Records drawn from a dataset

★ ★ ★ ★ ★

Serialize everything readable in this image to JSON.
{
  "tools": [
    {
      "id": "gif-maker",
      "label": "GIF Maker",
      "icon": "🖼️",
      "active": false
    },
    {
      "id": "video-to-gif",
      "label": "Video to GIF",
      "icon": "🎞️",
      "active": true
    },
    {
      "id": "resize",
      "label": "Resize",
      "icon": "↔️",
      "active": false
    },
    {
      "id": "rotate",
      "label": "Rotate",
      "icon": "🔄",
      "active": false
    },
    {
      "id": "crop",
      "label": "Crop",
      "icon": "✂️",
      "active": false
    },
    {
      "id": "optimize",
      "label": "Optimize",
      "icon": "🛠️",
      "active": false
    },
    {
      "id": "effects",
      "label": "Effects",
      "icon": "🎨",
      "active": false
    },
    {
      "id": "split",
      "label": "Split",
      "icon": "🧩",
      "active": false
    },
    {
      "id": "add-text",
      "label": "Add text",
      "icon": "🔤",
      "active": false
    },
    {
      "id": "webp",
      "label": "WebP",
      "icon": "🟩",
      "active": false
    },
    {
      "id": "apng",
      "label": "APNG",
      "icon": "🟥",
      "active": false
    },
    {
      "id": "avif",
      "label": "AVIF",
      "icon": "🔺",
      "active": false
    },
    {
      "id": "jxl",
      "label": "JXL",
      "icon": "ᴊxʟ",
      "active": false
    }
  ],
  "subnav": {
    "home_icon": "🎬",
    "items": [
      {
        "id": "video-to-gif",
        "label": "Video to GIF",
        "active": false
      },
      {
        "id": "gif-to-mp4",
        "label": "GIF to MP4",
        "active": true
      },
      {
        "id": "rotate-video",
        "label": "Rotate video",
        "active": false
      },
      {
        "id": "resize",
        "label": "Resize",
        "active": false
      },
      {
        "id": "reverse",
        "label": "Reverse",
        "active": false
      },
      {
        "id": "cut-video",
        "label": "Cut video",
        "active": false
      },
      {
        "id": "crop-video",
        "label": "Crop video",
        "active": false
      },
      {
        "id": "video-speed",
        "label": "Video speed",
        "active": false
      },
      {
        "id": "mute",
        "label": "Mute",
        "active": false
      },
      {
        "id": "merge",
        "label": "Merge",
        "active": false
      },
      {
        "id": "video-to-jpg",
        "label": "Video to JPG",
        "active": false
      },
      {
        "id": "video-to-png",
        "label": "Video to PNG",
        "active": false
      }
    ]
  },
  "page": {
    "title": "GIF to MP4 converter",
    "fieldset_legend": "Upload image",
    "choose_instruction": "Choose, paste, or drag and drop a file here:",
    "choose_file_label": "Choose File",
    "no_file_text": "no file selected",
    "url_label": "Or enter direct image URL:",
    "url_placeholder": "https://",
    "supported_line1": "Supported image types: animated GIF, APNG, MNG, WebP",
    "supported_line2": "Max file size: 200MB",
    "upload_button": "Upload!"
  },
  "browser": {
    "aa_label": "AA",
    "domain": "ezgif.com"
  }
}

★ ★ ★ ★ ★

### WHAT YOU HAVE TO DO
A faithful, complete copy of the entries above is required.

### WRITTEN RESPONSE
Serialize everything readable in this image to JSON.
{
  "tools": [
    {
      "id": "gif-maker",
      "label": "GIF Maker",
      "icon": "🖼️",
      "active": false
    },
    {
      "id": "video-to-gif",
      "label": "Video to GIF",
      "icon": "🎞️",
      "active": true
    },
    {
      "id": "resize",
      "label": "Resize",
      "icon": "↔️",
      "active": false
    },
    {
      "id": "rotate",
      "label": "Rotate",
      "icon": "🔄",
      "active": false
    },
    {
      "id": "crop",
      "label": "Crop",
      "icon": "✂️",
      "active": false
    },
    {
      "id": "optimize",
      "label": "Optimize",
      "icon": "🛠️",
      "active": false
    },
    {
      "id": "effects",
      "label": "Effects",
      "icon": "🎨",
      "active": false
    },
    {
      "id": "split",
      "label": "Split",
      "icon": "🧩",
      "active": false
    },
    {
      "id": "add-text",
      "label": "Add text",
      "icon": "🔤",
      "active": false
    },
    {
      "id": "webp",
      "label": "WebP",
      "icon": "🟩",
      "active": false
    },
    {
      "id": "apng",
      "label": "APNG",
      "icon": "🟥",
      "active": false
    },
    {
      "id": "avif",
      "label": "AVIF",
      "icon": "🔺",
      "active": false
    },
    {
      "id": "jxl",
      "label": "JXL",
      "icon": "ᴊxʟ",
      "active": false
    }
  ],
  "subnav": {
    "home_icon": "🎬",
    "items": [
      {
        "id": "video-to-gif",
        "label": "Video to GIF",
        "active": false
      },
      {
        "id": "gif-to-mp4",
        "label": "GIF to MP4",
        "active": true
      },
      {
        "id": "rotate-video",
        "label": "Rotate video",
        "active": false
      },
      {
        "id": "resize",
        "label": "Resize",
        "active": false
      },
      {
        "id": "reverse",
        "label": "Reverse",
        "active": false
      },
      {
        "id": "cut-video",
        "label": "Cut video",
        "active": false
      },
      {
        "id": "crop-video",
        "label": "Crop video",
        "active": false
      },
      {
        "id": "video-speed",
        "label": "Video speed",
        "active": false
      },
      {
        "id": "mute",
        "label": "Mute",
        "active": false
      },
      {
        "id": "merge",
        "label": "Merge",
        "active": false
      },
      {
        "id": "video-to-jpg",
        "label": "Video to JPG",
        "active": false
      },
      {
        "id": "video-to-png",
        "label": "Video to PNG",
        "active": false
      }
    ]
  },
  "page": {
    "title": "GIF to MP4 converter",
    "fieldset_legend": "Upload image",
    "choose_instruction": "Choose, paste, or drag and drop a file here:",
    "choose_file_label": "Choose File",
    "no_file_text": "no file selected",
    "url_label": "Or enter direct image URL:",
    "url_placeholder": "https://",
    "supported_line1": "Supported image types: animated GIF, APNG, MNG, WebP",
    "supported_line2": "Max file size: 200MB",
    "upload_button": "Upload!"
  },
  "browser": {
    "aa_label": "AA",
    "domain": "ezgif.com"
  }
}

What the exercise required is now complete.